We have a jumper. We haven’t called 911 yet, but when we found Martha (one of the big gold Buff Orpingtons) on top of the water jar in the brooding box, we knew the chicks were getting frisky. It’s amazing how fast they’re getting their feathers and learning to stretch their wings. They can all fly/hop/jump from one end of the box to the other if startled, though fortunately they don’t all jump at once. It’s tempting to build a bigger box, but they’ll be ready to go outside in a few weeks. Meanwhile, I do my best to keep the box and their water and food dishes clean. They sure can trash a place—worse than teenagers.
The girls all have names now, thanks to Libby and our friends Eliza Peter and her son James who came to visit weekend before last. Eliza and James brought along the family dog, a golden-colored Labradoodle named Opti, and Libby decided one of the Buff Orpingtons should be named for Opti (far left). The littlest and prettiest bird (and also the friendliest—she loves to sit in Roy’s hand–see top photo) is named Perky, for my mom. Yes, it’s sort of an odd Mother’s Day present, but I thought she’d get a kick out of it as she likes animals. My Mom’s real name is Pauletta, but friends have called her Perky for years. (She is perky—and pretty, too, so it’s only fitting that our beautiful little Sicilian Buttercup be named for her.) Oreo (above right), one of the Barred Rocks, definitely gets our vote for Miss Personality. Every time I try to take a picture inside the box (difficult), she comes right up to the camera. Also, along with Martha and Opti, she heads for high ground whenever possible; these three generally hog the little roost Roy built for the box. The other gals—Jelly Bean, Little Squawker, Sugar (Eliza’s pick, short for Cinnamon Sugar), and Chippy (looks like our resident chipmunk), are camera shy and less adventuresome.
Keeping up with the toddler chicks has been easy compared to the garden work over the past few weeks. We’re still prepping beds, as our soil is full of rocks. If you want to see a humorous illustration of Mars vs. Venus, you can watch Roy and me in the garden using two very different methods to get rocks out of the soil.

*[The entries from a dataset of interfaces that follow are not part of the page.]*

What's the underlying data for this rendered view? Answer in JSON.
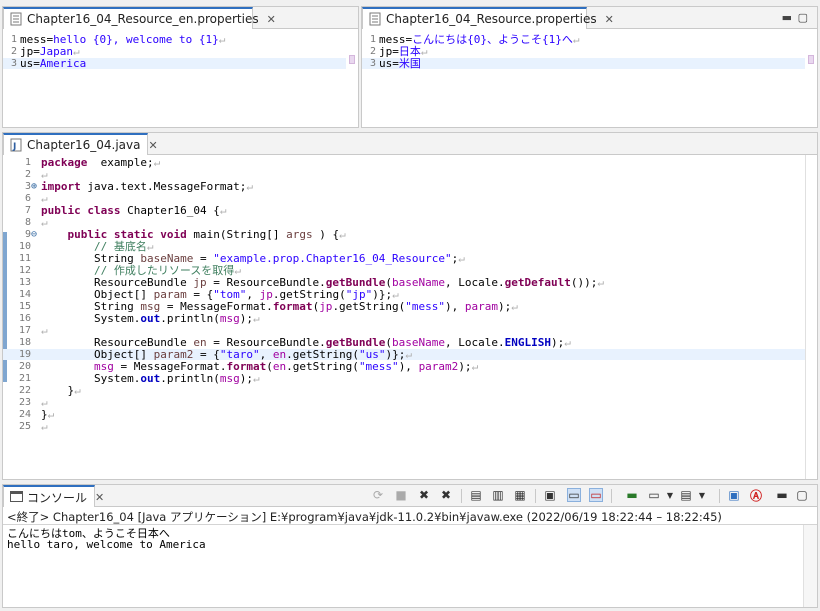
{
  "props_en": {
    "tab_title": "Chapter16_04_Resource_en.properties",
    "lines": [
      {
        "n": "1",
        "key": "mess",
        "value": "hello {0}, welcome to {1}"
      },
      {
        "n": "2",
        "key": "jp",
        "value": "Japan"
      },
      {
        "n": "3",
        "key": "us",
        "value": "America"
      }
    ]
  },
  "props_ja": {
    "tab_title": "Chapter16_04_Resource.properties",
    "lines": [
      {
        "n": "1",
        "key": "mess",
        "value": "こんにちは{0}、ようこそ{1}へ"
      },
      {
        "n": "2",
        "key": "jp",
        "value": "日本"
      },
      {
        "n": "3",
        "key": "us",
        "value": "米国"
      }
    ]
  },
  "java_editor": {
    "tab_title": "Chapter16_04.java",
    "folded_marker": "⊕",
    "expand_marker": "⊖"
  },
  "java_lines": [
    {
      "n": "1",
      "parts": [
        [
          "kw",
          "package"
        ],
        [
          "",
          "  example;"
        ]
      ]
    },
    {
      "n": "2",
      "parts": []
    },
    {
      "n": "3",
      "parts": [
        [
          "kw",
          "import"
        ],
        [
          "",
          " java.text.MessageFormat;"
        ]
      ]
    },
    {
      "n": "6",
      "parts": []
    },
    {
      "n": "7",
      "parts": [
        [
          "kw",
          "public"
        ],
        [
          "",
          " "
        ],
        [
          "kw",
          "class"
        ],
        [
          "",
          " Chapter16_04 {"
        ]
      ]
    },
    {
      "n": "8",
      "parts": []
    },
    {
      "n": "9",
      "parts": [
        [
          "",
          "    "
        ],
        [
          "kw",
          "public"
        ],
        [
          "",
          " "
        ],
        [
          "kw",
          "static"
        ],
        [
          "",
          " "
        ],
        [
          "kw",
          "void"
        ],
        [
          "",
          " main(String[] "
        ],
        [
          "var",
          "args"
        ],
        [
          "",
          " ) {"
        ]
      ]
    },
    {
      "n": "10",
      "parts": [
        [
          "",
          "        "
        ],
        [
          "cm",
          "// 基底名"
        ]
      ]
    },
    {
      "n": "11",
      "parts": [
        [
          "",
          "        String "
        ],
        [
          "var",
          "baseName"
        ],
        [
          "",
          " = "
        ],
        [
          "str",
          "\"example.prop.Chapter16_04_Resource\""
        ],
        [
          "",
          ";"
        ]
      ]
    },
    {
      "n": "12",
      "parts": [
        [
          "",
          "        "
        ],
        [
          "cm",
          "// 作成したリソースを取得"
        ]
      ]
    },
    {
      "n": "13",
      "parts": [
        [
          "",
          "        ResourceBundle "
        ],
        [
          "var",
          "jp"
        ],
        [
          "",
          " = ResourceBundle."
        ],
        [
          "kw",
          "getBundle"
        ],
        [
          "",
          "("
        ],
        [
          "prm",
          "baseName"
        ],
        [
          "",
          ", Locale."
        ],
        [
          "kw",
          "getDefault"
        ],
        [
          "",
          "());"
        ]
      ]
    },
    {
      "n": "14",
      "parts": [
        [
          "",
          "        Object[] "
        ],
        [
          "var",
          "param"
        ],
        [
          "",
          " = {"
        ],
        [
          "str",
          "\"tom\""
        ],
        [
          "",
          ", "
        ],
        [
          "prm",
          "jp"
        ],
        [
          "",
          ".getString("
        ],
        [
          "str",
          "\"jp\""
        ],
        [
          "",
          ")};"
        ]
      ]
    },
    {
      "n": "15",
      "parts": [
        [
          "",
          "        String "
        ],
        [
          "var",
          "msg"
        ],
        [
          "",
          " = MessageFormat."
        ],
        [
          "kw",
          "format"
        ],
        [
          "",
          "("
        ],
        [
          "prm",
          "jp"
        ],
        [
          "",
          ".getString("
        ],
        [
          "str",
          "\"mess\""
        ],
        [
          "",
          "), "
        ],
        [
          "prm",
          "param"
        ],
        [
          "",
          ");"
        ]
      ]
    },
    {
      "n": "16",
      "parts": [
        [
          "",
          "        System."
        ],
        [
          "fld",
          "out"
        ],
        [
          "",
          ".println("
        ],
        [
          "prm",
          "msg"
        ],
        [
          "",
          ");"
        ]
      ]
    },
    {
      "n": "17",
      "parts": []
    },
    {
      "n": "18",
      "parts": [
        [
          "",
          "        ResourceBundle "
        ],
        [
          "var",
          "en"
        ],
        [
          "",
          " = ResourceBundle."
        ],
        [
          "kw",
          "getBundle"
        ],
        [
          "",
          "("
        ],
        [
          "prm",
          "baseName"
        ],
        [
          "",
          ", Locale."
        ],
        [
          "fld",
          "ENGLISH"
        ],
        [
          "",
          ");"
        ]
      ]
    },
    {
      "n": "19",
      "parts": [
        [
          "",
          "        Object[] "
        ],
        [
          "var",
          "param2"
        ],
        [
          "",
          " = {"
        ],
        [
          "str",
          "\"taro\""
        ],
        [
          "",
          ", "
        ],
        [
          "prm",
          "en"
        ],
        [
          "",
          ".getString("
        ],
        [
          "str",
          "\"us\""
        ],
        [
          "",
          ")};"
        ]
      ]
    },
    {
      "n": "20",
      "parts": [
        [
          "",
          "        "
        ],
        [
          "prm",
          "msg"
        ],
        [
          "",
          " = MessageFormat."
        ],
        [
          "kw",
          "format"
        ],
        [
          "",
          "("
        ],
        [
          "prm",
          "en"
        ],
        [
          "",
          ".getString("
        ],
        [
          "str",
          "\"mess\""
        ],
        [
          "",
          "), "
        ],
        [
          "prm",
          "param2"
        ],
        [
          "",
          ");"
        ]
      ]
    },
    {
      "n": "21",
      "parts": [
        [
          "",
          "        System."
        ],
        [
          "fld",
          "out"
        ],
        [
          "",
          ".println("
        ],
        [
          "prm",
          "msg"
        ],
        [
          "",
          ");"
        ]
      ]
    },
    {
      "n": "22",
      "parts": [
        [
          "",
          "    }"
        ]
      ]
    },
    {
      "n": "23",
      "parts": []
    },
    {
      "n": "24",
      "parts": [
        [
          "",
          "}"
        ]
      ]
    },
    {
      "n": "25",
      "parts": []
    }
  ],
  "console": {
    "tab_title": "コンソール",
    "status": "<終了> Chapter16_04 [Java アプリケーション] E:¥program¥java¥jdk-11.0.2¥bin¥javaw.exe  (2022/06/19 18:22:44 – 18:22:45)",
    "output": [
      "こんにちはtom、ようこそ日本へ",
      "hello taro, welcome to America"
    ]
  },
  "colors": {
    "accent": "#2f6fbf",
    "keyword": "#7f0055",
    "string": "#2a00ff",
    "comment": "#3f7f5f",
    "highlight_line": "#e8f2fe"
  }
}
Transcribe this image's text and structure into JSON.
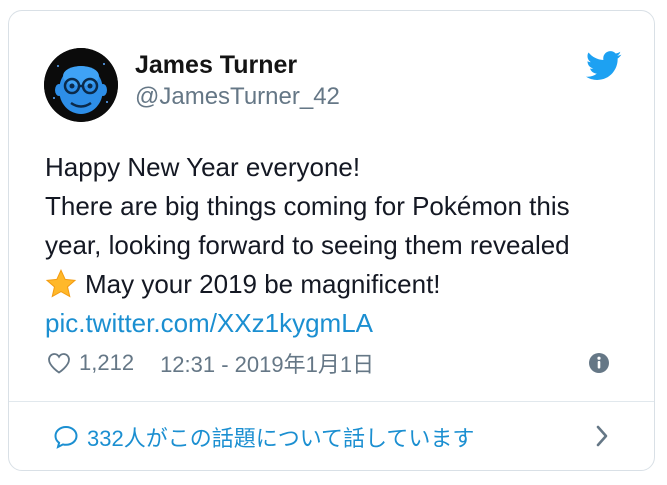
{
  "tweet": {
    "author_name": "James Turner",
    "author_handle": "@JamesTurner_42",
    "lines": [
      "Happy New Year everyone!",
      "There are big things coming for Pokémon this",
      "year, looking forward to seeing them revealed"
    ],
    "last_line": "May your 2019 be magnificent!",
    "link": "pic.twitter.com/XXz1kygmLA",
    "like_count": "1,212",
    "timestamp": "12:31 - 2019年1月1日",
    "conversation_label": "332人がこの話題について話しています"
  },
  "icons": {
    "avatar": "avatar-blue-face-icon",
    "brand": "twitter-bird-icon",
    "like": "heart-outline-icon",
    "info": "info-circle-icon",
    "reply": "speech-bubble-icon",
    "chevron": "chevron-right-icon",
    "emoji": "star-emoji-icon"
  },
  "colors": {
    "brand_blue": "#1da1f2",
    "link_blue": "#1b8fd1",
    "muted_gray": "#657786",
    "text_dark": "#141823",
    "star": "#ffb82a"
  }
}
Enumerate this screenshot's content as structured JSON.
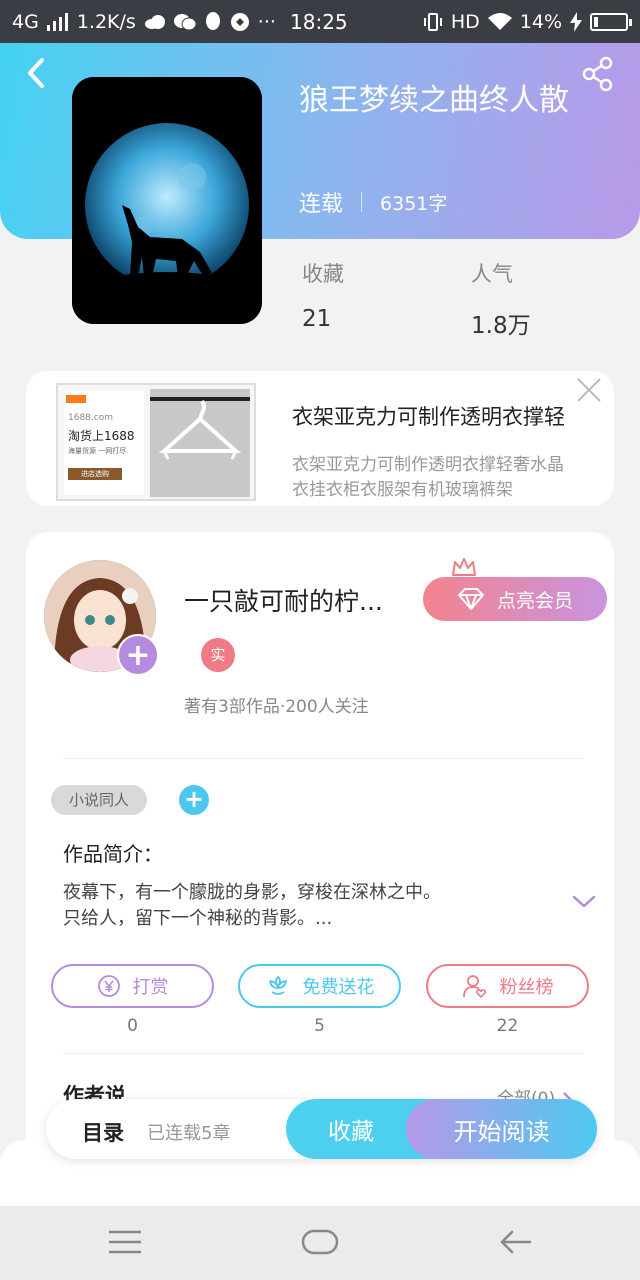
{
  "status_bar": {
    "network": "4G",
    "speed": "1.2K/s",
    "time": "18:25",
    "hd": "HD",
    "battery": "14%",
    "battery_level": 0.14
  },
  "book": {
    "title": "狼王梦续之曲终人散",
    "status": "连载",
    "word_count": "6351字",
    "stats": [
      {
        "label": "收藏",
        "value": "21"
      },
      {
        "label": "人气",
        "value": "1.8万"
      }
    ]
  },
  "ad": {
    "title": "衣架亚克力可制作透明衣撑轻",
    "description_line1": "衣架亚克力可制作透明衣撑轻奢水晶",
    "description_line2": "衣挂衣柜衣服架有机玻璃裤架",
    "image_brand": "1688.com",
    "image_headline": "淘货上1688",
    "image_sub": "海量货源 一网打尽",
    "image_button": "进店选购"
  },
  "author": {
    "name": "一只敲可耐的柠...",
    "badge": "实",
    "stats": "著有3部作品·200人关注",
    "vip_label": "点亮会员"
  },
  "tags": [
    "小说同人"
  ],
  "intro": {
    "title": "作品简介：",
    "line1": "夜幕下，有一个朦胧的身影，穿梭在深林之中。",
    "line2": "只给人，留下一个神秘的背影。..."
  },
  "actions": [
    {
      "label": "打赏",
      "count": "0",
      "color": "#b48be0",
      "icon": "yen-icon"
    },
    {
      "label": "免费送花",
      "count": "5",
      "color": "#4cc8ee",
      "icon": "flower-icon"
    },
    {
      "label": "粉丝榜",
      "count": "22",
      "color": "#f07a85",
      "icon": "fans-icon"
    }
  ],
  "author_says": {
    "title": "作者说",
    "all_link": "全部(0)"
  },
  "bottom_bar": {
    "toc": "目录",
    "chapters": "已连载5章",
    "favorite": "收藏",
    "read": "开始阅读"
  },
  "colors": {
    "cyan": "#4dd0f0",
    "purple": "#b599e8",
    "pink": "#f07a85"
  }
}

I basically kneel or bend over and hand-pick them out after turning a patch of soil over with a fork. Roy has built a portable screen that looks sort of like a soccer or hockey goal that he can shovel dirt through and watch the biggest rocks roll away. His method is (somewhat) quicker, but I think mine is more efficient!
One thing I’m crazy about, though, is the simple little screen (far left) Roy made me from hardware cloth and a few boards. I use this to cull out twigs and stones from soil to make a fine mixture to sprinkle over tiny seeds after planting, instead of spending money on a soilless mix. Actually, I’m always excited when I hear the table saw screeching or the compressor hissing in the shop—I never know what Roy is going to come out with, like this recent appearance (at right)—a new gate for the chicken pen.
We also spent the better part of an evening splayed out on the newspaper-covered mudroom floor transplanting all the tomato and basil seedlings out of six-packs and into 4-inch pots. The numbers are not as crazy as last year, but we still have 200 seedlings, all of which need light. So Roy had to reconfigure the seedling shelves (which he built last year with the idea that they’d be easy to break down and reassemble) to accommodate more lights and taller plants. (The extra lights came from Roy’s shop–now he has to do without until Memorial Day!)
The really great news is that everything I planted outside a few weeks ago is coming up. The pea vines are a couple inches high. That’s my crazy teepee trellis at (near)right. I don’t plan to sell peas this year—I just wanted some for us—so I grabbed a corner for them and made this contraption out of our bamboo stock (also saved from last year) and string to keep the birds out and to provide support. My first batch of arugula and radishes are thriving, so I went ahead and popped the PVC pipes in the ground and draped the Remay over them for early flea-beetle protection (photo, far right). My baby bok choy and about 12 different kinds of lettuces have germinated, and we got the onions, the leeks, and the first batch of potatoes planted. I’ve also been working on an area outside the garden where perennial herbs will go.
It’s all very satisfying, and every morning I wake up excitedly, head out to feed Cocoa the bunny, and to check out the garden, too. I especially love a foggy morning like this past Friday. Something terribly romantic about the mist and the green colors fading to grey. (Romance was on my mind, I admit, as I was watching the royal wedding. No, I am not related to Kate Middleton, unfortunately!) I snapped a few pix of the garden and then trotted over to the north side of the property—an area called The Grove which had fish ponds in it years ago and now has hundreds of daffodils waning and lilies of the valley coming on under the maples.
The fish ponds were the purview of Farmer Greene, who built this place. And since we love all things green, we’ve started calling our little operation Green Island Farm. Might be more accurate to call our version a mini-farm at this point, but it’s wonderful to imagine all the different iterations this place has taken over the years—the food that’s been raised and grown and gathered on this piece of land over the last few hundred years, probably beginning with the Wampanoag Indians. We’re still hoping all this digging is going to turn up an arrowhead.